Importance: Early identification of autism spectrum disorder (ASD) is associated with improved cognitive and behavioral outcomes. Targeted strategies are needed to support equitable access to diagnostic services to ensure that children from low-income and racial/ethnic minority families receive the benefits of early ASD identification and treatment.
Objective: To test the efficacy of family navigation (FN), an individually tailored, culturally informed care management strategy, to increase the likelihood of achieving diagnostic ascertainment among young children at risk for ASD.
Design, setting, and participants: This randomized clinical trial of 249 families of children aged 15 to 27 months who had positive screening results for possible ASD was conducted in 11 urban primary care sites in 3 cities. Data collection occurred from February 24, 2015, through November 5, 2018. Statistical analysis was performed on an intent-to-treat basis from November 5, 2018, to July 27, 2020.
Interventions: Families were randomized to FN or conventional care management (CCM). Families receiving FN were assigned a navigator who conducted community-based outreach to families to address structural barriers to care and support engagement in recommended services. Families receiving CCM were assigned to a care manager, who did limited telephone outreach. Families received FN or CCM after positive initial screening results and for 100 days after diagnostic ascertainment.
Main outcomes and measures: The primary outcome, diagnostic ascertainment, was measured as the number of days from randomization to completion of the child's clinical developmental evaluation, when a diagnosis of ASD or other developmental disorder was determined.
Results: Among 250 families randomized, 249 were included in the primary analysis (174 boys [69.9%]; mean [SD] age, 22.0 [3.5] months; 205 [82.3%] publicly insured; 233 [93.6%] non-White). Children who received FN had a greater likelihood of reaching diagnostic ascertainment over the course of 1 year (FN, 108 of 126 [85.7%]; CCM, 94 of 123 [76.4%]; unadjusted hazard ratio [HR], 1.39 [95% CI, 1.05-1.84]). Site (Boston, New Haven, and Philadelphia) and ethnicity (Hispanic vs non-Hispanic) moderated the effect of FN (treatment × site interaction; P = .03; Boston: HR, 2.07 [95% CI, 1.31-3.26]; New Haven: HR, 1.91 [95% CI, 0.94-3.89]; and Philadelphia: HR, 0.91 [95% CI, 0.60-1.37]) (treatment × ethnicity interaction; P < .001; Hispanic families: HR, 2.81 [95% CI, 2.23-3.54] vs non-Hispanic families: HR, 1.49 [95% CI, 1.45-1.53]). The magnitude of FN's effect was significantly greater among Hispanic families than among non-Hispanic families (diagnostic ascertainment among Hispanic families: FN, 90.9% [30 of 33], and CCM, 53.3% [16 of 30]; vs non-Hispanic families: FN, 89.7% [35 of 39], and CCM, 77.5% [31 of 40]).
Conclusions and relevance: Family navigation improved the likelihood of diagnostic ascertainment among children from racial/ethnic minority, low-income families who were detected as at risk for ASD in primary care.

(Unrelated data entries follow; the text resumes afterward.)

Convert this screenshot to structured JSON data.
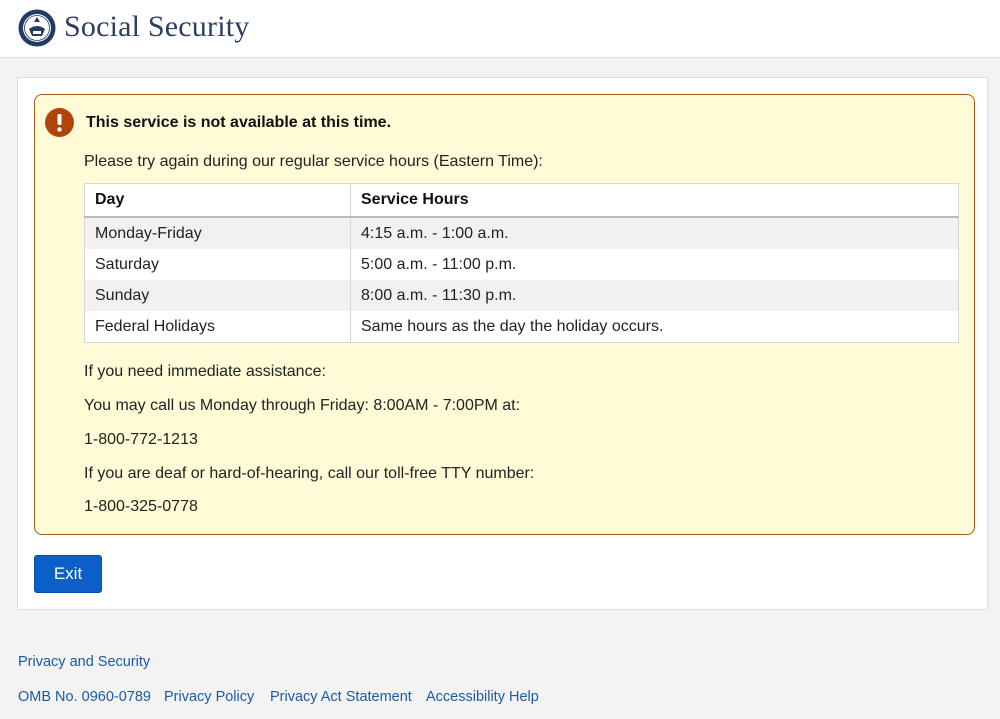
{
  "header": {
    "brand_title": "Social Security",
    "logo_icon": "ssa-seal-icon"
  },
  "alert": {
    "icon": "exclamation-circle-icon",
    "title": "This service is not available at this time.",
    "intro": "Please try again during our regular service hours (Eastern Time):",
    "table": {
      "headers": [
        "Day",
        "Service Hours"
      ],
      "rows": [
        {
          "day": "Monday-Friday",
          "hours": "4:15 a.m. - 1:00 a.m."
        },
        {
          "day": "Saturday",
          "hours": "5:00 a.m. - 11:00 p.m."
        },
        {
          "day": "Sunday",
          "hours": "8:00 a.m. - 11:30 p.m."
        },
        {
          "day": "Federal Holidays",
          "hours": "Same hours as the day the holiday occurs."
        }
      ]
    },
    "assistance_heading": "If you need immediate assistance:",
    "call_text": "You may call us Monday through Friday: 8:00AM - 7:00PM at:",
    "phone": "1-800-772-1213",
    "tty_text": "If you are deaf or hard-of-hearing, call our toll-free TTY number:",
    "tty_phone": "1-800-325-0778"
  },
  "exit_button": {
    "label": "Exit"
  },
  "footer": {
    "privacy_security": "Privacy and Security",
    "links": [
      "OMB No. 0960-0789",
      "Privacy Policy",
      "Privacy Act Statement",
      "Accessibility Help"
    ]
  },
  "colors": {
    "brand": "#2a3f61",
    "alert_bg": "#fffbd6",
    "alert_border": "#a35a14",
    "alert_icon": "#b0450b",
    "button": "#0b5fc6",
    "link": "#1c5aa8"
  }
}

Results suggest differential effects of FN by site and ethnicity.
Trial registration: ClinicalTrials.gov Identifier: NCT02359084.